DATA EXCERPTS:
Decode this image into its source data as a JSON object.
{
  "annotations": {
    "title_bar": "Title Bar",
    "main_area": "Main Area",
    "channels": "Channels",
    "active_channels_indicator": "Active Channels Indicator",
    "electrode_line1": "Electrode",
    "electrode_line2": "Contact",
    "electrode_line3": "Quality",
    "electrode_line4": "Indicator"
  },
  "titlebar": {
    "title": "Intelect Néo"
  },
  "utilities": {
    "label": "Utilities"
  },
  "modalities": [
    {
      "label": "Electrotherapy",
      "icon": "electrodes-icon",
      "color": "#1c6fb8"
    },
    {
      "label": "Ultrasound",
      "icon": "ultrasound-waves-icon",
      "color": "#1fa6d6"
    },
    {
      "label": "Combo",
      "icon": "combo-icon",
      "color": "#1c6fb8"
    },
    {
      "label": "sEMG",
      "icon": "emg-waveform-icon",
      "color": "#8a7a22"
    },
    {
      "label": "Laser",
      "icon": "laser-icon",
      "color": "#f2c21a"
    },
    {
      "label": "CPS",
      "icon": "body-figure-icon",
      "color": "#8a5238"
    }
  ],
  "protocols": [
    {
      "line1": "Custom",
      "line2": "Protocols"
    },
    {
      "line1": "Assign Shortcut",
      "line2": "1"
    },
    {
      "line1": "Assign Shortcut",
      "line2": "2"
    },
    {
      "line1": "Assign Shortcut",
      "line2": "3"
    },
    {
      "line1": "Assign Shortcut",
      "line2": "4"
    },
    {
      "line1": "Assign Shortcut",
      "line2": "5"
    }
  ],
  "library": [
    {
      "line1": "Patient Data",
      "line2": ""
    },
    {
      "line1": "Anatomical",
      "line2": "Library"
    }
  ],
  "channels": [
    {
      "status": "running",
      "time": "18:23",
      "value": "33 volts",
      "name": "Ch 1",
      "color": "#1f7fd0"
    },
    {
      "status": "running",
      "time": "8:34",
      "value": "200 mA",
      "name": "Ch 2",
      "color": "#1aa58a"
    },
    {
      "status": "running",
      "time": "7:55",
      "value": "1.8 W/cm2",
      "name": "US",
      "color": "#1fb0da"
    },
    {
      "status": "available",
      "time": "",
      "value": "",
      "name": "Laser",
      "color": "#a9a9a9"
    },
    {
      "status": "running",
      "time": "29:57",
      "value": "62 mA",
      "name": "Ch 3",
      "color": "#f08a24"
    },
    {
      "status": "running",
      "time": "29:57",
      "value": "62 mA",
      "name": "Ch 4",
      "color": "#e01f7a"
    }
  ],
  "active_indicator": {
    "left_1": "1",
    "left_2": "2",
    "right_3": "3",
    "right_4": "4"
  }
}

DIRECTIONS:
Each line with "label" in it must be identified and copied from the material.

WRITTEN REPLY:
    "label": "Utilities"
      "label": "Electrotherapy",
      "label": "Ultrasound",
      "label": "Combo",
      "label": "sEMG",
      "label": "Laser",
      "label": "CPS",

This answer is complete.